**AIM OF THE TASK:** Going through the data below, please show each line containing the string "title".
>>>
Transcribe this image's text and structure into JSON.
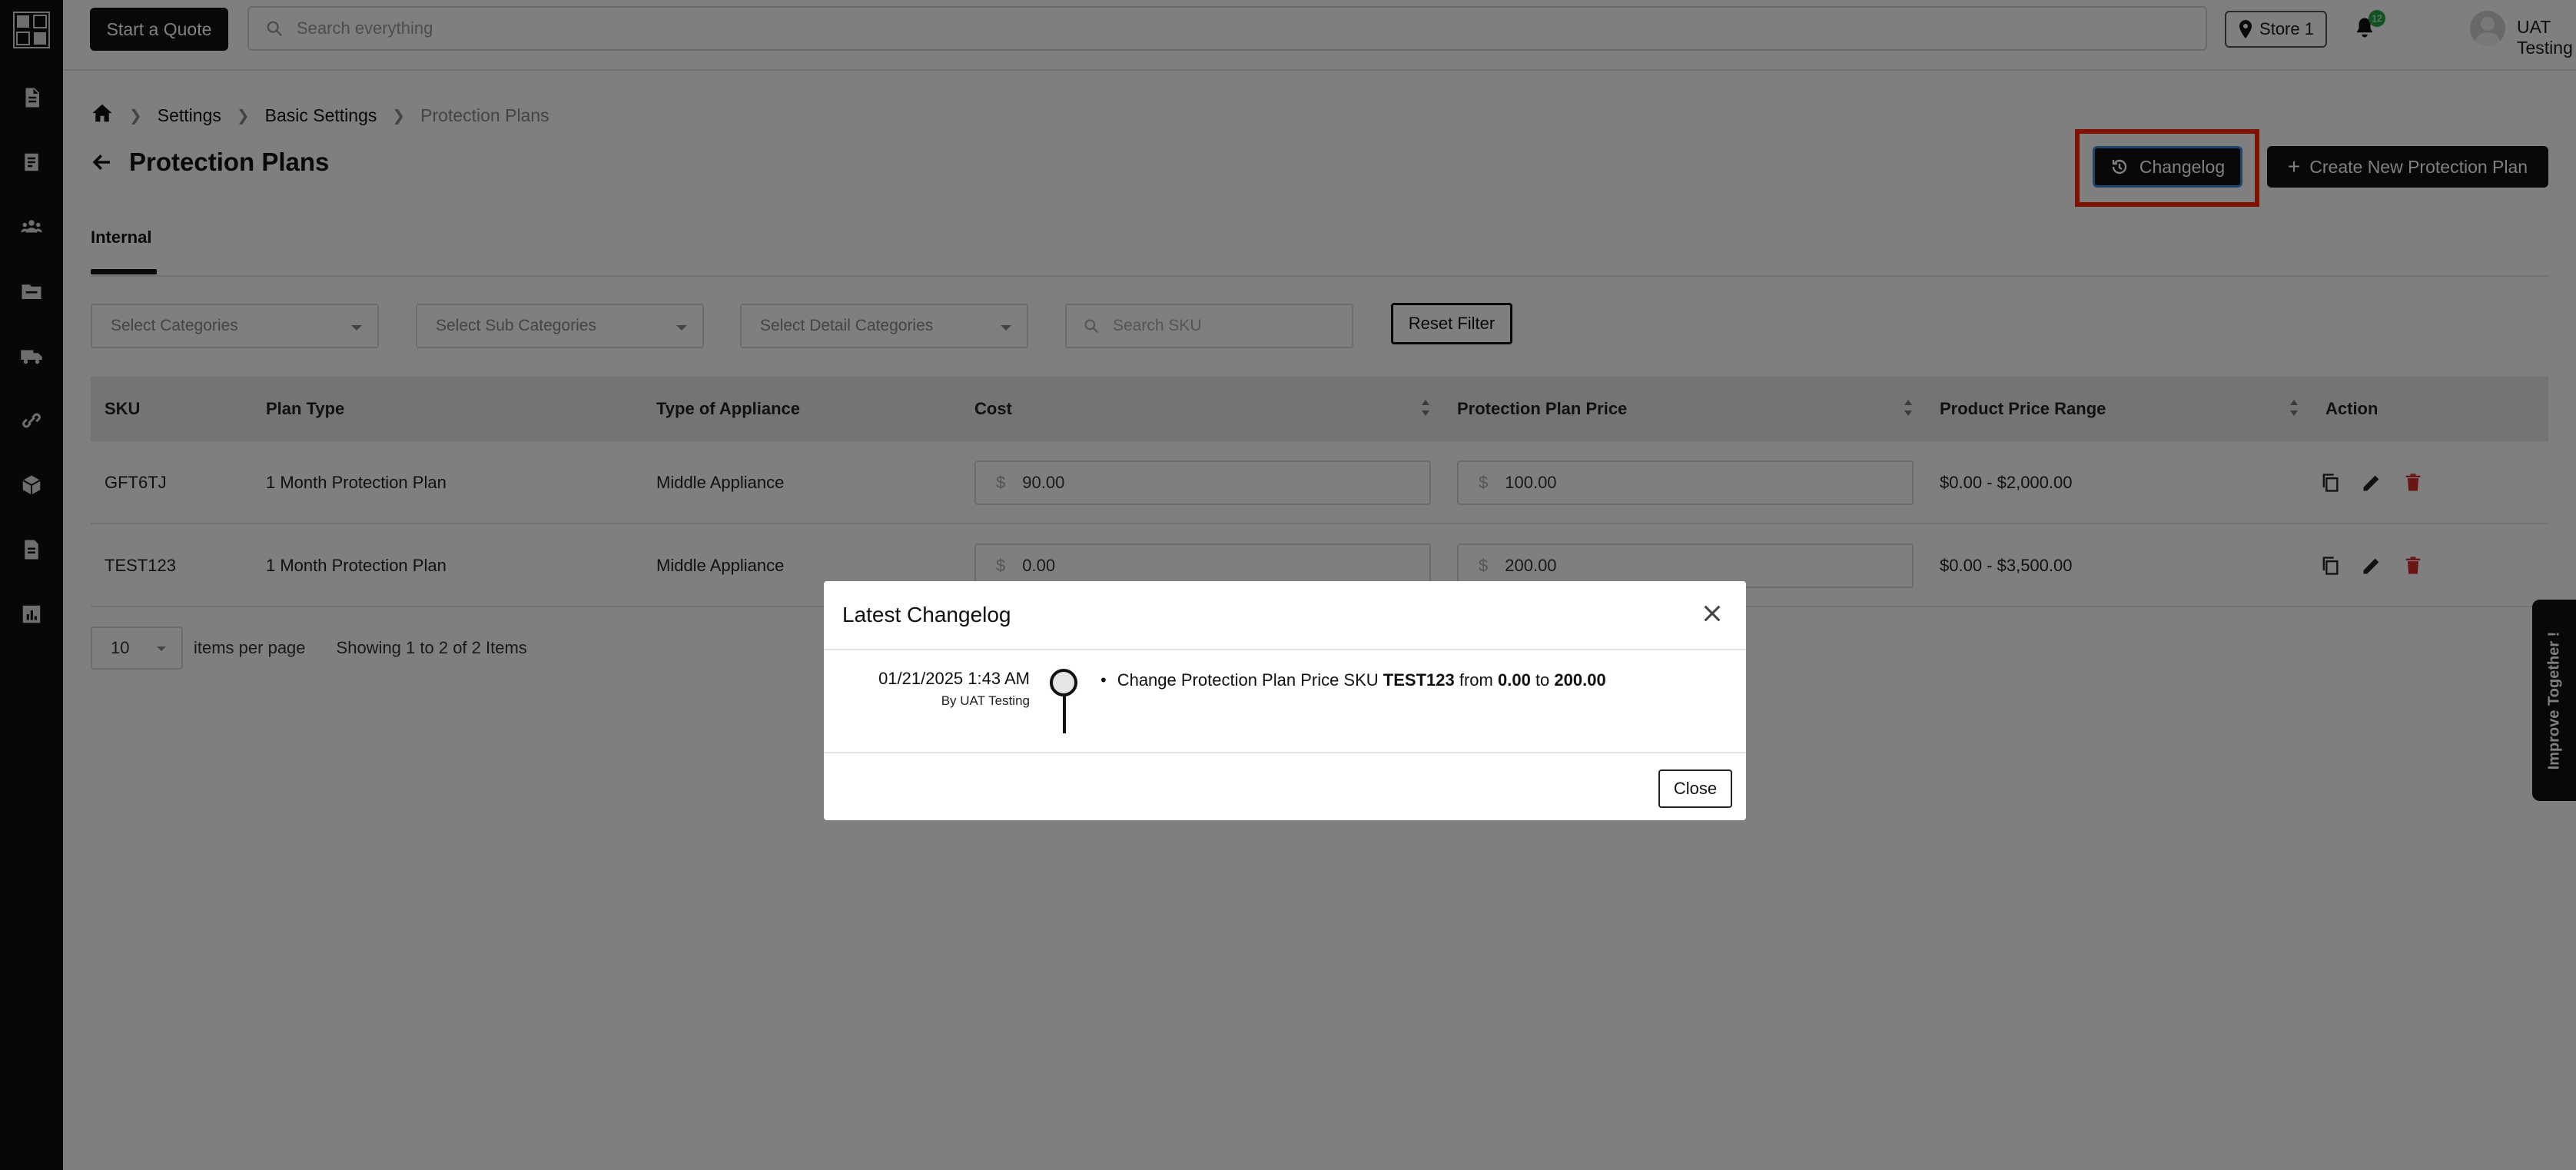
{
  "topbar": {
    "quote_label": "Start a Quote",
    "search_placeholder": "Search everything",
    "store_label": "Store 1",
    "notification_count": "12",
    "user_name": "UAT Testing"
  },
  "breadcrumb": {
    "items": [
      "Settings",
      "Basic Settings",
      "Protection Plans"
    ]
  },
  "page": {
    "title": "Protection Plans",
    "changelog_label": "Changelog",
    "create_label": "Create New Protection Plan",
    "tab_internal": "Internal"
  },
  "filters": {
    "categories": "Select Categories",
    "sub_categories": "Select Sub Categories",
    "detail_categories": "Select Detail Categories",
    "sku_placeholder": "Search SKU",
    "reset_label": "Reset Filter"
  },
  "table": {
    "headers": [
      "SKU",
      "Plan Type",
      "Type of Appliance",
      "Cost",
      "Protection Plan Price",
      "Product Price Range",
      "Action"
    ],
    "currency_symbol": "$",
    "rows": [
      {
        "sku": "GFT6TJ",
        "plan_type": "1 Month Protection Plan",
        "appliance": "Middle Appliance",
        "cost": "90.00",
        "price": "100.00",
        "range": "$0.00 - $2,000.00"
      },
      {
        "sku": "TEST123",
        "plan_type": "1 Month Protection Plan",
        "appliance": "Middle Appliance",
        "cost": "0.00",
        "price": "200.00",
        "range": "$0.00 - $3,500.00"
      }
    ]
  },
  "pager": {
    "per_page": "10",
    "per_page_label": "items per page",
    "showing": "Showing 1 to 2 of 2 Items"
  },
  "feedback": {
    "label": "Improve Together !"
  },
  "modal": {
    "title": "Latest Changelog",
    "entry": {
      "date": "01/21/2025 1:43 AM",
      "by": "By UAT Testing",
      "text_prefix": "Change Protection Plan Price SKU",
      "sku": "TEST123",
      "from_word": "from",
      "from_value": "0.00",
      "to_word": "to",
      "to_value": "200.00"
    },
    "close_label": "Close"
  },
  "colors": {
    "sidebar_bg": "#0f0f0f",
    "accent": "#111111",
    "highlight_frame": "#ff2400",
    "delete_icon": "#d62828",
    "badge": "#27a745"
  },
  "icons": {
    "sidebar": [
      "quote-icon",
      "invoice-icon",
      "users-icon",
      "folder-icon",
      "truck-icon",
      "link-icon",
      "box-icon",
      "document-icon",
      "chart-icon"
    ],
    "row_actions": [
      "copy-icon",
      "edit-icon",
      "delete-icon"
    ]
  }
}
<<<
**RESULT:**
    "title": "Protection Plans",
    "title": "Latest Changelog",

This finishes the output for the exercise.